**PROBLEM DESCRIPTION**
Copy out every line below without alteration.
◇ ◇ ◇ ◇ ◇
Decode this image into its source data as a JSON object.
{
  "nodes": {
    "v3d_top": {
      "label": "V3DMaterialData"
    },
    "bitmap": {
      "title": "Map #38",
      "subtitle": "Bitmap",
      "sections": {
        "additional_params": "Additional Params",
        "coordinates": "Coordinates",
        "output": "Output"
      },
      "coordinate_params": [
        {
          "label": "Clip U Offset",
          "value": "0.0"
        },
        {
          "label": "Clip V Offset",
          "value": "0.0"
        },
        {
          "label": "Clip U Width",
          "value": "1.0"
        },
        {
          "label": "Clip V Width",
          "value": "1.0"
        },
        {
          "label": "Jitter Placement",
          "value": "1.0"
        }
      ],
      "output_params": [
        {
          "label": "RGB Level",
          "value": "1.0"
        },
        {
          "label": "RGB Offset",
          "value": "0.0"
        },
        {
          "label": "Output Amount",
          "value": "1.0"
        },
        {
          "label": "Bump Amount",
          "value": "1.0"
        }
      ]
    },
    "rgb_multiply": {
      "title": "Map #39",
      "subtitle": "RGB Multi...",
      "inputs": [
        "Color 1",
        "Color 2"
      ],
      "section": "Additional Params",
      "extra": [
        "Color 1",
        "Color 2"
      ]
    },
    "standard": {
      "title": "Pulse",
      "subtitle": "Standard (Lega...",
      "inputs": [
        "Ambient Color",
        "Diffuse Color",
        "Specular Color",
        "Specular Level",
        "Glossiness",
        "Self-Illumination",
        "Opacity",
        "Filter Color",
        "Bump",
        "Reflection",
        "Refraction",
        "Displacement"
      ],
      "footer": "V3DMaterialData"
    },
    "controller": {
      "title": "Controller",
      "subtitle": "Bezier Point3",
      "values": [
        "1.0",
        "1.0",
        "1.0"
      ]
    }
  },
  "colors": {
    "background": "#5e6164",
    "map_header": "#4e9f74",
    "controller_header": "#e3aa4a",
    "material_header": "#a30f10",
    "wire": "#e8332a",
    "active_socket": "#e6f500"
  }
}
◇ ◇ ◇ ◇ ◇
**YOUR RESPONSE**
Decode this image into its source data as a JSON object.
{
  "nodes": {
    "v3d_top": {
      "label": "V3DMaterialData"
    },
    "bitmap": {
      "title": "Map #38",
      "subtitle": "Bitmap",
      "sections": {
        "additional_params": "Additional Params",
        "coordinates": "Coordinates",
        "output": "Output"
      },
      "coordinate_params": [
        {
          "label": "Clip U Offset",
          "value": "0.0"
        },
        {
          "label": "Clip V Offset",
          "value": "0.0"
        },
        {
          "label": "Clip U Width",
          "value": "1.0"
        },
        {
          "label": "Clip V Width",
          "value": "1.0"
        },
        {
          "label": "Jitter Placement",
          "value": "1.0"
        }
      ],
      "output_params": [
        {
          "label": "RGB Level",
          "value": "1.0"
        },
        {
          "label": "RGB Offset",
          "value": "0.0"
        },
        {
          "label": "Output Amount",
          "value": "1.0"
        },
        {
          "label": "Bump Amount",
          "value": "1.0"
        }
      ]
    },
    "rgb_multiply": {
      "title": "Map #39",
      "subtitle": "RGB Multi...",
      "inputs": [
        "Color 1",
        "Color 2"
      ],
      "section": "Additional Params",
      "extra": [
        "Color 1",
        "Color 2"
      ]
    },
    "standard": {
      "title": "Pulse",
      "subtitle": "Standard (Lega...",
      "inputs": [
        "Ambient Color",
        "Diffuse Color",
        "Specular Color",
        "Specular Level",
        "Glossiness",
        "Self-Illumination",
        "Opacity",
        "Filter Color",
        "Bump",
        "Reflection",
        "Refraction",
        "Displacement"
      ],
      "footer": "V3DMaterialData"
    },
    "controller": {
      "title": "Controller",
      "subtitle": "Bezier Point3",
      "values": [
        "1.0",
        "1.0",
        "1.0"
      ]
    }
  },
  "colors": {
    "background": "#5e6164",
    "map_header": "#4e9f74",
    "controller_header": "#e3aa4a",
    "material_header": "#a30f10",
    "wire": "#e8332a",
    "active_socket": "#e6f500"
  }
}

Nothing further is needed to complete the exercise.